Just as frequent hand-washing has emerged as the best antidote to the coronavirus as we know it, the most effective way to protect yourself against cybercrime in the time of Covid-19 pandemic is to be vigilant of what you click online.
This is because hackers and online scammers go into overdrive during events that spur panic and anxiety among people, tricking them into giving them sensitive information. Capitalising on coronavirus fears, these financially motivated attackers exploit the disease to spread malware in order to steal data from unsuspecting users.
Although phishing emails abound, cybersecurity professionals have identified new threats, including fake domain names.

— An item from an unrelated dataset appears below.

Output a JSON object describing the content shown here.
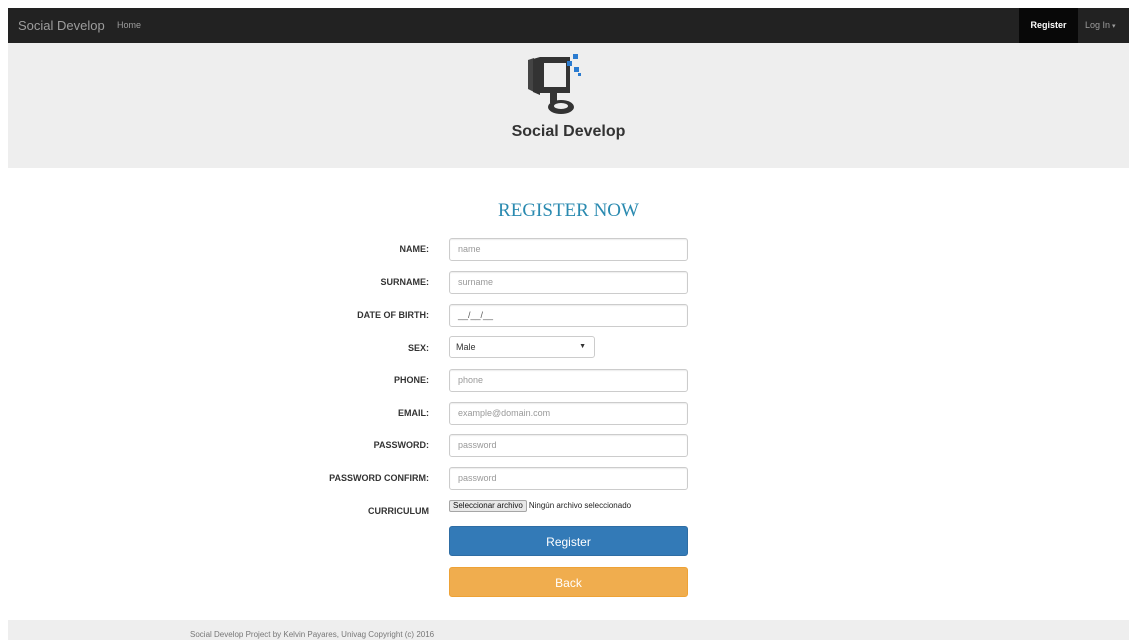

In fact, according to a report, half of the coronavirus-themed domain registrations are likely to be malicious in nature. What is more, with a surge in employees working from home to avoid the risk of contracting the disease, company data has also been left more vulnerable.
As the coronavirus blows up into a global pandemic, simple precautionary measures like not downloading email attachments from unknown sources can go a long way. Here are some of the campaigns and email scams linked to the coronavirus:-
Emails From ‘Legitimate’ Health Organisations
Mass emails purporting to be from medical organisations, including WHO, include malicious attachments that supposedly contain important information around Covid-19. This, when opened, releases malware that infects the system. Some of these emails also prompts to manually enter email login details, resulting in users unwittingly compromising their data.
WHO had released a notification that implored people to beware of hackers posing as organisation representatives and verify their authenticity before giving away any details via email, websites, text messages and even phone calls.
Another campaign included a coronavirus-themed Microsoft Office document claiming to be from the Ministry of Health of Ukraine. Instead of offering information on combating the disease, the document contained malicious material with capabilities like clipboard stealing, and the ability to copy screenshots from the infected computer.
Tax Refund Scams
With tax season well underway, suspicious emails attempting to take advantage of the coronavirus emergency have not spared dutiful taxpayers either. With many people counting on their tax return to pay their bills, they become easy victims to emails that claim their tax filing are riddled with errors.
Some even promise more money if they file it with their agency, or simply offer refunds instantly at the click of a button. By doing so, they would be taken to a bogus government website where they will be asked to fill all their relevant financial information. This scam was identified by cybersecurity firm Mimecast.
Chinese APT Coronavirus Document
According to a leading cybersecurity solutions firm Check Point, an attack by a Chinese APT group targeted a public sector entity of Mongolia. Dubbed ‘Vicious Panda’, the group sent out two ‘press briefings’ purported to be from the Foreign Affairs Ministry of Mongolia. Both attachments carried a custom remote access malware, which was difficult to detect.
Using coronavirus-related information to disguise its malware-laced messages, the group successfully attacked foreign countries and even some offshore companies.
(Fake) Vaccine Cover-Up
Emails that claimed to be from a doctor having details about a potential vaccine for Covid-19 covered up by some governments have been doing the rounds. This was first flagged by researchers at the cybersecurity firm Proofpoint.
According to the company, by downloading the attached document, users are taken to a bogus web page where they are tricked into submitting their login credentials. This email reportedly branches into three to four different variations each day.
Attack On Covid-19 Tracking Map
Maintained by Johns Hopkins University, this popular Covid-19 tracking map used to track the spread of the coronavirus. Unfortunately, even this has been targeted by hackers who have been impersonating its website. Warning users about this possible malware, representatives of the university implored them to trust only the one that is maintained by ArcGIS.
How does it work? Received through an email, users are asked to download a software that will generate the fake map, thereby infecting them.
Donations For Vaccine Research
A fake email from the Centers for Disease Control and Prevention (CDC) is attempting to lure people into clicking malware-laced links. First reported by Kaspersky, these emails ask people to contribute towards coronavirus vaccine research by making a donation.
What is more, payments are requested to be made in Bitcoins. As ludicrous as it seems, the signature and address used don’t look suspicious at all.